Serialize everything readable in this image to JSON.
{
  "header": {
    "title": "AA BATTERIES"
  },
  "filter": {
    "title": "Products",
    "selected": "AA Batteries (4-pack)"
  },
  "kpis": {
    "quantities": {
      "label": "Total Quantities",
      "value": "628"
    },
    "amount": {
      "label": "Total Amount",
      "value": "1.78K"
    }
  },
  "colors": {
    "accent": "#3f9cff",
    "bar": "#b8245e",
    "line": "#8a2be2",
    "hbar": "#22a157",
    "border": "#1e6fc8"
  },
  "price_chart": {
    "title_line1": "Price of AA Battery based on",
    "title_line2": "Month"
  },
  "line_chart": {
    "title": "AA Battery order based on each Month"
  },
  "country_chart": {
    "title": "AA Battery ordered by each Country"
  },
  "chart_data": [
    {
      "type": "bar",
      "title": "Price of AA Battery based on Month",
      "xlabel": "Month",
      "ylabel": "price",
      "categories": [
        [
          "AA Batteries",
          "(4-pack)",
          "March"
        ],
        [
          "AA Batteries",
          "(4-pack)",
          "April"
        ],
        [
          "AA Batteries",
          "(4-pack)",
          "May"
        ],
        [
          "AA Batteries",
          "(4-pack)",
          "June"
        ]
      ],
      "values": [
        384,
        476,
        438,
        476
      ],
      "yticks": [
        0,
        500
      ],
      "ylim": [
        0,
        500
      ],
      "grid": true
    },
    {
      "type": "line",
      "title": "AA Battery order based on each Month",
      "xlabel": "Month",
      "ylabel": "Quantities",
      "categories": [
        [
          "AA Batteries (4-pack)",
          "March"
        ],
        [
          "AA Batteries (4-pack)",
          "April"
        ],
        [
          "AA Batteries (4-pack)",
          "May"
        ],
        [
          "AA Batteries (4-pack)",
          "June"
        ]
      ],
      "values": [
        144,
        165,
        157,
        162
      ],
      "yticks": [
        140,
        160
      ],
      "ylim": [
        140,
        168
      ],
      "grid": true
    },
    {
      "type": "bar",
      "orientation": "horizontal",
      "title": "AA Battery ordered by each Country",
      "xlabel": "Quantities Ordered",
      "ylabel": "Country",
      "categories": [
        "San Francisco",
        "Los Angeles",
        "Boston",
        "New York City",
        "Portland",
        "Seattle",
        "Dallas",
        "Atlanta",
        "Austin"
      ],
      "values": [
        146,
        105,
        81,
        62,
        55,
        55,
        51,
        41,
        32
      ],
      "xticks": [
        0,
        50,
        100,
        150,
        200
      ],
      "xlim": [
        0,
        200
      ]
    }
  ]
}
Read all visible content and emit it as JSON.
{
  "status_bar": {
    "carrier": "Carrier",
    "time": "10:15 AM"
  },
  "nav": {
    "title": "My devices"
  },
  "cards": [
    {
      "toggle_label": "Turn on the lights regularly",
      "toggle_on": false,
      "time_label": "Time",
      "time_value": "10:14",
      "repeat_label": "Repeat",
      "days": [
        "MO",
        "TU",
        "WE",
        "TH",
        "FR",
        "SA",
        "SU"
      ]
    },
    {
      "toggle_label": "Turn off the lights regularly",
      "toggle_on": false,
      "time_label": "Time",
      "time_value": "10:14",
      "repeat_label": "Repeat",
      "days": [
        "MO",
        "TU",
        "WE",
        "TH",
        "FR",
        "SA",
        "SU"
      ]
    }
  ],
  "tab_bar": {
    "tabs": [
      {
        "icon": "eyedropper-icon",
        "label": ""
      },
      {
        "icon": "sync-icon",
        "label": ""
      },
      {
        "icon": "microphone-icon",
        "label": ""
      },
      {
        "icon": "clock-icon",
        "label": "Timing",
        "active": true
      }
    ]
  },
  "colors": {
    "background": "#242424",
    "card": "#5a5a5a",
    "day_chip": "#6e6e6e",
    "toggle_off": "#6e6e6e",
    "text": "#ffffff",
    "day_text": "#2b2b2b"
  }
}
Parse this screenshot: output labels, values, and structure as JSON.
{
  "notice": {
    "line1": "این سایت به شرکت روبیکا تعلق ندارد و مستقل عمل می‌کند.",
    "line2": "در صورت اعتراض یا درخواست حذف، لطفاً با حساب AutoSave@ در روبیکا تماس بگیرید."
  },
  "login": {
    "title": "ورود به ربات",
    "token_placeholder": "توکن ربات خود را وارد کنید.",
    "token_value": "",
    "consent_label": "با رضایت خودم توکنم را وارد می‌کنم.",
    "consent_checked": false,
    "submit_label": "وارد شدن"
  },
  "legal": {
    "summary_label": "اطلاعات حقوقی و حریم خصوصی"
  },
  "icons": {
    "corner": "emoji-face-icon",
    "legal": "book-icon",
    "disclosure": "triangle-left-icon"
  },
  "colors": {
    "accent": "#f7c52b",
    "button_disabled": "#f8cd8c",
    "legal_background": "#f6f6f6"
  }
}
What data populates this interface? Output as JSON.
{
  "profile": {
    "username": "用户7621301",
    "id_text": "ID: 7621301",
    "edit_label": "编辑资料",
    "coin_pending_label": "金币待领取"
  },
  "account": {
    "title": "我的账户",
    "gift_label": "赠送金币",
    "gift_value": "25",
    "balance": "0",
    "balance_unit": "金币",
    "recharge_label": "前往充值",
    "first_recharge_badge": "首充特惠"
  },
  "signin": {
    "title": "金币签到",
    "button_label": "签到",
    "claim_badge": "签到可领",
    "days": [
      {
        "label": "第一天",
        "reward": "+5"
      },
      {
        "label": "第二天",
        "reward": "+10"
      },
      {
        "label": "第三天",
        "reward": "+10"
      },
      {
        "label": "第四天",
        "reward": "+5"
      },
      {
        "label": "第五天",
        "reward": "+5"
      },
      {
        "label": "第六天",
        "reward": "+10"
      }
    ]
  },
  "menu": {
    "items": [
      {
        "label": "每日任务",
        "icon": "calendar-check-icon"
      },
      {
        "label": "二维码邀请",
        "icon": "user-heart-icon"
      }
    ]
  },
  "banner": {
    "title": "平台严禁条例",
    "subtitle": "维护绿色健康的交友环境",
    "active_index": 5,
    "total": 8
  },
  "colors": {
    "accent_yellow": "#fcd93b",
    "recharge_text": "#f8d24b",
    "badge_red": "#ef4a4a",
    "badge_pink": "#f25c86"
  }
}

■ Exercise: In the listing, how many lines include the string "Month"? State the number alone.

■ Answer section: 6